# Controller

Instead of defining all of your request handling logic as closures in your route files, you can organize this behavior using "controller" classes. Controllers can group related request handling logic into a single class. For example, a UserController class might handle all incoming requests related to users, including showing, creating, updating, and deleting users. By default, controllers are stored in the App/Http/Controllers directory.

# Creating Controllers

# Basic Controllers

Let's take a look at an example of a basic controller. To create a new controller called UserController, use the maker command for controller:

node maker make-controller UserController

We will have:

"use strict";
class UserController {
module.exports = UserController;

Let's add some basic feature to our UserController

const UserModel = require("@model/UserModel");
'use strict'
class UserController{
  show = async(req,res,next){
      let id = req.params.id;
      let user = await UserModel::query().findById(id);
      return res.status(200).json(user);

module.exports = UserController

You can define a route to this controller method like so:

Route.get("/user/:id", "UserController@show");

# Resource Controllers

ExpressWebJs resource routing assigns the typical "CRUD" routes to a controller with a single line of code. For example, you may wish to create a controller that handles all HTTP requests for "users" stored by your application. Using the make-controller Maker command, we can quickly create such a controller:

node maker make-controller UserController -r

This command will generate a controller at App/Http/Controllers/UserController.js. The controller will contain a method for each of the available resource operations.

# Dependency Injection & Controllers

ExpressWebJs service container is used to resolve all ExpressWebJs controllers. As a result, you are able to type-hint any dependencies you've registered in the App/Providers/AppServiceProvider.js register method into your controller constructor. The declared dependencies will automatically be resolved and injected into the controller instance:

First register your service in App/Providers/AppServiceProvider.js register method:

const ioc = require("expressweb-ioc");
class AppServiceProvider {
   * Register application services.
  static register() {
    return {
      MyService: ioc.asClass("App/Service/MyService", "SINGLETON"),

module.exports = AppServiceProvider;

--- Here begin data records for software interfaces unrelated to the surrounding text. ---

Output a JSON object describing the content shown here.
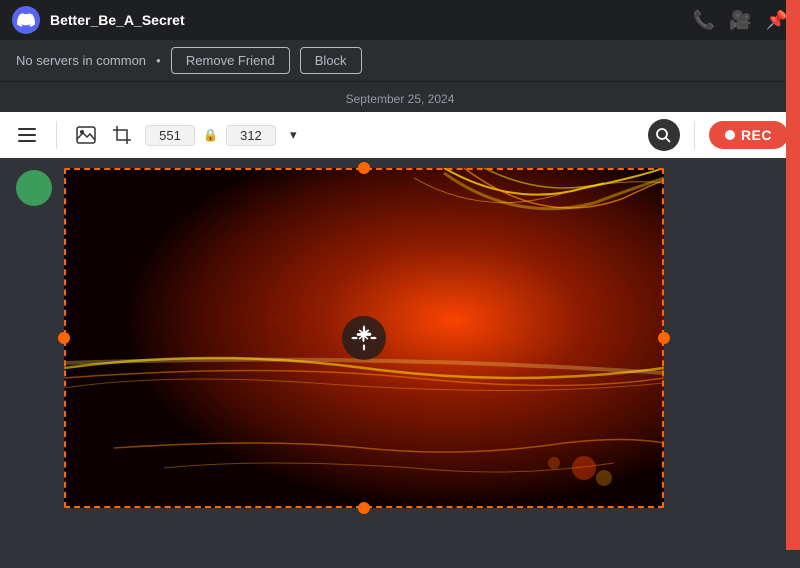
{
  "titleBar": {
    "username": "Better_Be_A_Secret",
    "icons": [
      "phone",
      "video",
      "pin"
    ]
  },
  "subheader": {
    "noServers": "No servers in common",
    "removeFriendLabel": "Remove Friend",
    "blockLabel": "Block"
  },
  "dateLabel": "September 25, 2024",
  "toolbar": {
    "widthValue": "551",
    "heightValue": "312",
    "dropdownLabel": "▾",
    "recLabel": "REC"
  },
  "colors": {
    "accent": "#e74c3c",
    "toolbar_bg": "#ffffff",
    "selection_border": "#ff6600"
  }
}
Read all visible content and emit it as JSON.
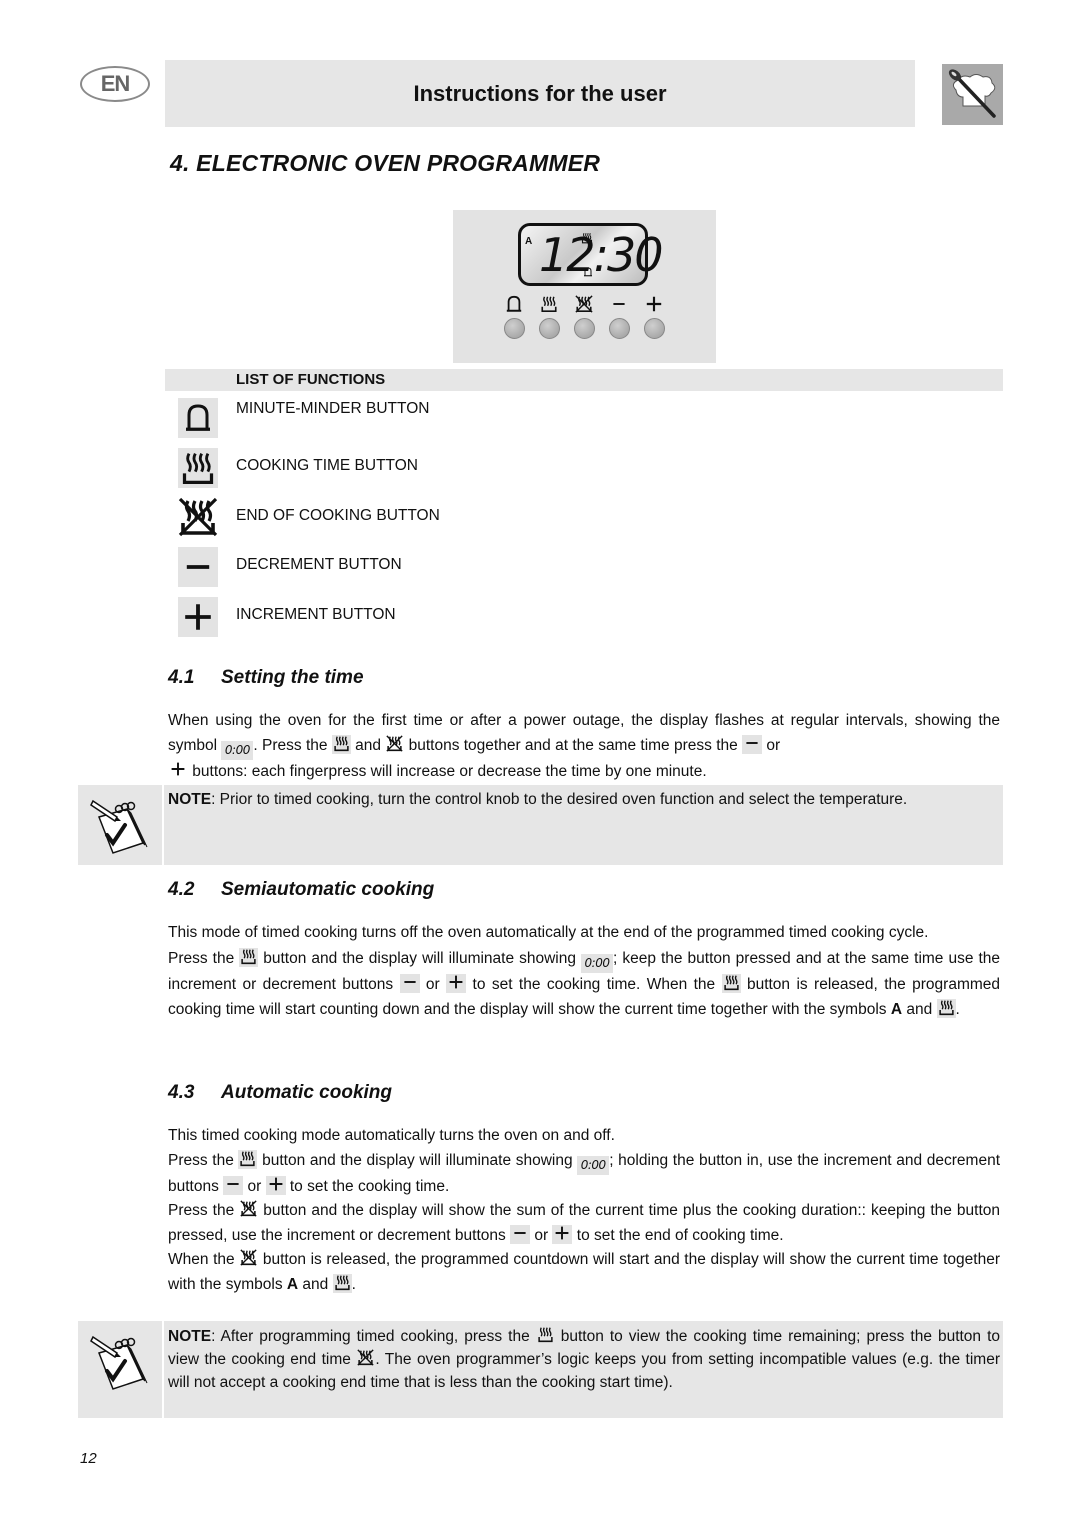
{
  "header": {
    "language_badge": "EN",
    "title": "Instructions for the user",
    "logo_icon": "chef-hat-spoon-icon"
  },
  "page_title": "4. ELECTRONIC OVEN PROGRAMMER",
  "panel": {
    "display_time": "12:30",
    "display_indicator_a": "A",
    "display_symbols": [
      "cooking-time-icon",
      "bell-icon"
    ],
    "buttons": [
      {
        "symbol": "bell-icon",
        "glyph": "bell"
      },
      {
        "symbol": "cooking-time-icon",
        "glyph": "heat"
      },
      {
        "symbol": "end-of-cooking-icon",
        "glyph": "heat-crossed"
      },
      {
        "symbol": "minus-icon",
        "glyph": "−"
      },
      {
        "symbol": "plus-icon",
        "glyph": "+"
      }
    ]
  },
  "list_of_functions": {
    "title": "LIST OF FUNCTIONS",
    "items": [
      {
        "icon": "bell-icon",
        "label": "MINUTE-MINDER BUTTON"
      },
      {
        "icon": "cooking-time-icon",
        "label": "COOKING TIME BUTTON"
      },
      {
        "icon": "end-of-cooking-icon",
        "label": "END OF COOKING BUTTON"
      },
      {
        "icon": "minus-icon",
        "label": "DECREMENT BUTTON"
      },
      {
        "icon": "plus-icon",
        "label": "INCREMENT BUTTON"
      }
    ]
  },
  "sections": {
    "s41": {
      "number": "4.1",
      "title": "Setting the time",
      "p1_a": "When using the oven for the first time or after a power outage, the display flashes at regular intervals, showing the symbol ",
      "lcd_symbol": "0:00",
      "p1_b": ". Press the ",
      "p1_c": " and ",
      "p1_d": " buttons together and at the same time press the ",
      "p1_e": " or ",
      "p1_f": " buttons: each fingerpress will increase or decrease the time by one minute.",
      "note_label": "NOTE",
      "note_text": ": Prior to timed cooking, turn the control knob to the desired oven function and select the temperature."
    },
    "s42": {
      "number": "4.2",
      "title": "Semiautomatic cooking",
      "p1": "This mode of timed cooking turns off the oven automatically at the end of the programmed timed cooking cycle.",
      "p2_a": "Press the ",
      "p2_b": " button and the display will illuminate showing ",
      "lcd_symbol": "0:00",
      "p2_c": "; keep the button pressed and at the same time use the increment or decrement buttons ",
      "p2_d": " or ",
      "p2_e": " to set the cooking time. When the ",
      "p2_f": " button is released, the programmed cooking time will start counting down and the display will show the current time together with the symbols ",
      "symbol_a": "A",
      "p2_g": " and ",
      "p2_h": "."
    },
    "s43": {
      "number": "4.3",
      "title": "Automatic cooking",
      "p1": "This timed cooking mode automatically turns the oven on and off.",
      "p2_a": "Press the ",
      "p2_b": " button and the display will illuminate showing ",
      "lcd_symbol": "0:00",
      "p2_c": "; holding the button in, use the increment and decrement buttons ",
      "p2_d": " or ",
      "p2_e": " to set the cooking time.",
      "p3_a": "Press the ",
      "p3_b": " button and the display will show the sum of the current time plus the cooking duration:: keeping the button pressed, use the increment or decrement buttons ",
      "p3_c": " or ",
      "p3_d": " to set the end of cooking time.",
      "p4_a": "When the ",
      "p4_b": " button is released, the programmed countdown will start and the display will show the current time together with the symbols ",
      "symbol_a": "A",
      "p4_c": " and ",
      "p4_d": ".",
      "note_label": "NOTE",
      "note_a": ": After programming timed cooking, press the ",
      "note_b": " button to view the cooking time remaining; press the button to view the cooking end time ",
      "note_c": ". The oven programmer’s logic keeps you from setting incompatible values (e.g. the timer will not accept a cooking end time that is less than the cooking start time)."
    }
  },
  "note_icon": "notepad-check-icon",
  "page_number": "12"
}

We can now inject MyService into our UserController constructor:

"use strict";

class UserController {
  constructor({ MyService }) {
    this.service = MyService;

module.exports = UserController;